WHAT TO PRODUCE:
In the records below, find each line holding the word "Bosch" and copy it.

Data about app and page elements:
Content starts
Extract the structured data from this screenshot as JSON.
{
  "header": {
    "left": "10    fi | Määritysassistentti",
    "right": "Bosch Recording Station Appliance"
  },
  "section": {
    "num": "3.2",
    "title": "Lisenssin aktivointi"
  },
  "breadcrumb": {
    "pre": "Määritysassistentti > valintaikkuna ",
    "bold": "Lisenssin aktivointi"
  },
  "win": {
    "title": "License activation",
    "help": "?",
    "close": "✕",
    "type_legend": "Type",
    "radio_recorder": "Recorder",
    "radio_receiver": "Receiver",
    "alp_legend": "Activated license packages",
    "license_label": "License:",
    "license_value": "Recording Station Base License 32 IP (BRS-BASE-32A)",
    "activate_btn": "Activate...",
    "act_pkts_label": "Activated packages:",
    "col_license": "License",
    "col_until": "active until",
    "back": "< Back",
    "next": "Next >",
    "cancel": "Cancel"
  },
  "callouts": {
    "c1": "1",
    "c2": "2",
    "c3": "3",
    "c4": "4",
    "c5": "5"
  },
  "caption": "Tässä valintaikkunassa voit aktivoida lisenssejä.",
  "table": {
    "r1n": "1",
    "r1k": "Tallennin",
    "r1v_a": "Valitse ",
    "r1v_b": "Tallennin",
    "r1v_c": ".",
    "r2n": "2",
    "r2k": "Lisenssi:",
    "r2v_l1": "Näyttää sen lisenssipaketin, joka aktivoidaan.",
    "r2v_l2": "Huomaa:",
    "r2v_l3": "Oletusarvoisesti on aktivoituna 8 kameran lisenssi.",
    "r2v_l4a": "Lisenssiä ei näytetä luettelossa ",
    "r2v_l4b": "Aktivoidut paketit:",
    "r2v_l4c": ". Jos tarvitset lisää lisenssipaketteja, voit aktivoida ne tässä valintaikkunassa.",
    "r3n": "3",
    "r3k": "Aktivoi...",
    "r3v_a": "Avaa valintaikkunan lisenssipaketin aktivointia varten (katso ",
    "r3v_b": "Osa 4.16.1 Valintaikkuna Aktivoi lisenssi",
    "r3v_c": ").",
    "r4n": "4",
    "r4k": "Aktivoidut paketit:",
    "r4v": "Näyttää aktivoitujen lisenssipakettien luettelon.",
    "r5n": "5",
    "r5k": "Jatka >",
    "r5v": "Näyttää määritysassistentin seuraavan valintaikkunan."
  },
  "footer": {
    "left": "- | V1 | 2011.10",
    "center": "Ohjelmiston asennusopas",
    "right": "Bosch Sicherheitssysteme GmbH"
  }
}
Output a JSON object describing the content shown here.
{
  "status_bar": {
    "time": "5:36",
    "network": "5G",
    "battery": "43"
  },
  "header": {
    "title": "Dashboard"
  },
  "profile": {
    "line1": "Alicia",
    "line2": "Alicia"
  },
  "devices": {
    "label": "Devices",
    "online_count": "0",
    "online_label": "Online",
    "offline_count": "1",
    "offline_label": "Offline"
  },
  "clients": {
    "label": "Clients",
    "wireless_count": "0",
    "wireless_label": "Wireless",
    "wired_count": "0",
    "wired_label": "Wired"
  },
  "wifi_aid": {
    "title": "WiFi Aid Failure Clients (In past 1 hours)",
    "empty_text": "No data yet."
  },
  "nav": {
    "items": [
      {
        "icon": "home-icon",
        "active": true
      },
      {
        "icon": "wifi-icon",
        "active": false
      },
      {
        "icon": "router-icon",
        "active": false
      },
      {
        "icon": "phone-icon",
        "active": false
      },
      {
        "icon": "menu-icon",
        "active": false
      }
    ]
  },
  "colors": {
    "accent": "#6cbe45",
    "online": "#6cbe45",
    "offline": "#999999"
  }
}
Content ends
RESPONSE:
    "right": "Bosch Recording Station Appliance"
    "right": "Bosch Sicherheitssysteme GmbH"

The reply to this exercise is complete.